In salons across the country, five nights a week, viewers could count on “an honest, no-frills knowledge test” guided by Trebek, as a 2002 Times article put it. “We’re comfortable, like an old pair of shoes, ”Trebek said. “We don’t come with a splash.” Before the pandemic, Trebek hosted five episodes a day, two days a week, from July to April. He was going through the 305 clues for that day’s shows at 7:30 a.m., taking notes. If a clue seemed too difficult, he would tell the writers to delete it.
Part of her appeal was her honesty, which extended to her battle with cancer. He has spoken about it publicly, saying his pain sometimes shot “from three to eleven” during recordings.

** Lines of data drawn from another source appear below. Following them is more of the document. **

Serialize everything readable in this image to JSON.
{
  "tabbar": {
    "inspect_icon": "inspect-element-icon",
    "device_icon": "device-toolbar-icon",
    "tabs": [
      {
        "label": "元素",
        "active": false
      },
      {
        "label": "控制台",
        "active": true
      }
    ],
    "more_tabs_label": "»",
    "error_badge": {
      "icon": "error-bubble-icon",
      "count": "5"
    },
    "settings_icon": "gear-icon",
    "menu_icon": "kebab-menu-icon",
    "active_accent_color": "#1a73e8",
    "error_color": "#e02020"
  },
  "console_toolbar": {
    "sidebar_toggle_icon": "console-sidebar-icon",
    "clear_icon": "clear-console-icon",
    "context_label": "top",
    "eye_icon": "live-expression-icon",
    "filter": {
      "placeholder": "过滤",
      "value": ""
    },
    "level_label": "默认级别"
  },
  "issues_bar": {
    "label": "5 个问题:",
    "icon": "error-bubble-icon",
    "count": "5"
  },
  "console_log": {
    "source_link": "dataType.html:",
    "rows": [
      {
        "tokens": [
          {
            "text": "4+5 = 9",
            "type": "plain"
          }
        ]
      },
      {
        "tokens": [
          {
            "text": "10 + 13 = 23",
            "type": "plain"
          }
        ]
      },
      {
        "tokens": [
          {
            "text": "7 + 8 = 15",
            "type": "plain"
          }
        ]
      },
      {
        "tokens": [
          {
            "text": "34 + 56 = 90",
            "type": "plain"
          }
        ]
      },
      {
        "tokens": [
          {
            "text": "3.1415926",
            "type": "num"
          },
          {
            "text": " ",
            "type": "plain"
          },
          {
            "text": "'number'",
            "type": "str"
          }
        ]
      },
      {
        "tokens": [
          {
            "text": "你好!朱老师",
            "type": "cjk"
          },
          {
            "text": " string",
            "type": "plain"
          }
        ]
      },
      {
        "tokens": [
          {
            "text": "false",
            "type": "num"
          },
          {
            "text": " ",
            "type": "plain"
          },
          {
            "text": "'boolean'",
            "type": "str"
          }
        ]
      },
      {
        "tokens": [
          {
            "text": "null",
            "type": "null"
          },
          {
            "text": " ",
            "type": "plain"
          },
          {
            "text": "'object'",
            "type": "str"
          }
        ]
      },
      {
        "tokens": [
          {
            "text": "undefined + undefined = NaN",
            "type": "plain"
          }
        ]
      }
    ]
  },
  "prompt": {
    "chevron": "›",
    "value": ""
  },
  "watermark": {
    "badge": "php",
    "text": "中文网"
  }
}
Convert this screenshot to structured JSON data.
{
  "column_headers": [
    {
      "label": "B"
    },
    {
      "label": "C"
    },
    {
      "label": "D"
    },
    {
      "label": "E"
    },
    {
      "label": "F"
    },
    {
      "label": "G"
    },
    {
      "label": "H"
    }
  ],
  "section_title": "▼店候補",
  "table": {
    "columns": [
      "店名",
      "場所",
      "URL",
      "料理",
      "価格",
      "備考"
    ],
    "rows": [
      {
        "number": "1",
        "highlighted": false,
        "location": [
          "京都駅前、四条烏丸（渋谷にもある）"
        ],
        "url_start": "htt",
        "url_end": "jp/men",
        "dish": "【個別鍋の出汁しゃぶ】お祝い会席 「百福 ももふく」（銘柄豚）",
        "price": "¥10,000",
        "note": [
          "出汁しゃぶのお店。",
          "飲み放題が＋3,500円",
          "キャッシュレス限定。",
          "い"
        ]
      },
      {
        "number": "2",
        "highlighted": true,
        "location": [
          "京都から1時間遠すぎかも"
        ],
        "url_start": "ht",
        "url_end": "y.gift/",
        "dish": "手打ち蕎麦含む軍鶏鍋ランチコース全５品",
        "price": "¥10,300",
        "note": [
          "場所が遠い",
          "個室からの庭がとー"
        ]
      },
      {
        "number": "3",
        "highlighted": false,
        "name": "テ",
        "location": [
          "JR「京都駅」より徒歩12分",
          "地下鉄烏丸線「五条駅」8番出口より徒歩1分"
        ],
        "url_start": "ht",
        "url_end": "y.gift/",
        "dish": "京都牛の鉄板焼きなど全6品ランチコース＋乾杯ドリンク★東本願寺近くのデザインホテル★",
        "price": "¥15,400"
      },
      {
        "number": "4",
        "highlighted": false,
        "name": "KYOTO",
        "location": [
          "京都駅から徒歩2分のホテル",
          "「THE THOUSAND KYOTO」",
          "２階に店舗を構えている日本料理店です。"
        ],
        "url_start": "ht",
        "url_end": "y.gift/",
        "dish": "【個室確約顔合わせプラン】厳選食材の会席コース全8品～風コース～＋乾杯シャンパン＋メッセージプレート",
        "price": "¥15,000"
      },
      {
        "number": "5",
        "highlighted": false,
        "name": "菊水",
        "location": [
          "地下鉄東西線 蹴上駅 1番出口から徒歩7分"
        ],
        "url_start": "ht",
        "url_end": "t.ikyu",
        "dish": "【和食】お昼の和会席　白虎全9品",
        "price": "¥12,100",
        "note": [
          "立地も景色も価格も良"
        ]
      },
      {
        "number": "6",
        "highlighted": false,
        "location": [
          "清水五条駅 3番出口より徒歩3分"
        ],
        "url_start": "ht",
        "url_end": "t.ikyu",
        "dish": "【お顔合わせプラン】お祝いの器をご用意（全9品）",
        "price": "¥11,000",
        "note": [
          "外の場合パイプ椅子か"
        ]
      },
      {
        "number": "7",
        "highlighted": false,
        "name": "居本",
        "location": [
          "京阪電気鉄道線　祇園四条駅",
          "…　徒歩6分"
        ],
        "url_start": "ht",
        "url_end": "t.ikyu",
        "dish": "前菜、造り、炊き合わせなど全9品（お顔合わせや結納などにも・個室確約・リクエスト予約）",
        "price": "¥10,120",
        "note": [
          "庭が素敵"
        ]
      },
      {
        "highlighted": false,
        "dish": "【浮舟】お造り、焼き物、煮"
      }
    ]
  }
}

“With his cerebral allure and aura of silent and impartial authority, he embodies ideals that feel endangered: the pursuit of knowledge and the inherent value of facts,” Alexandra Alter wrote in a profile this year. And his honesty included flashes of restrained disappointment when contestants missed an easy question. His tone, he once told New York magazine, attempted to convey, “How can you not understand this? This is not rocket science.”
Yet, many candidates adored him. Some were moved to tears when they met him. In an episode that aired last week, one contestant – an Indian immigrant named Burt Thakur – said he learned to speak English by watching Trebek as a child, sitting in his grandfather’s lap.
The episodes of the Trebek-hosted show will air until December 25.
PLAY, WATCH, EAT, LISTEN
What to cook
This gratin is a new way to use roasted cauliflower. Tomato sauce, sautéed red onions and goat cheese, it’s delicious.
Every year, millions of pilgrims descend on the central Iraqi city of Karbala to commemorate the religious holiday of Arbaeen. Take a tour of last year’s festivities.
Friday’s spelling pangram was conditioning. Today’s puzzle is above – or you can play it online if you have a Games membership.
Here are today’s mini-crosswords and a hint: the browser window (three letters).
Thanks for spending part of your morning with The Times. See you tomorrow. – David
One correction: Friday’s bulletin incorrectly stated that the number of votes cast in Georgia was three million; it was almost five million.
PS from The Onion: “The media condemn Biden for the baseless claim that the nation will come together after the elections are over.”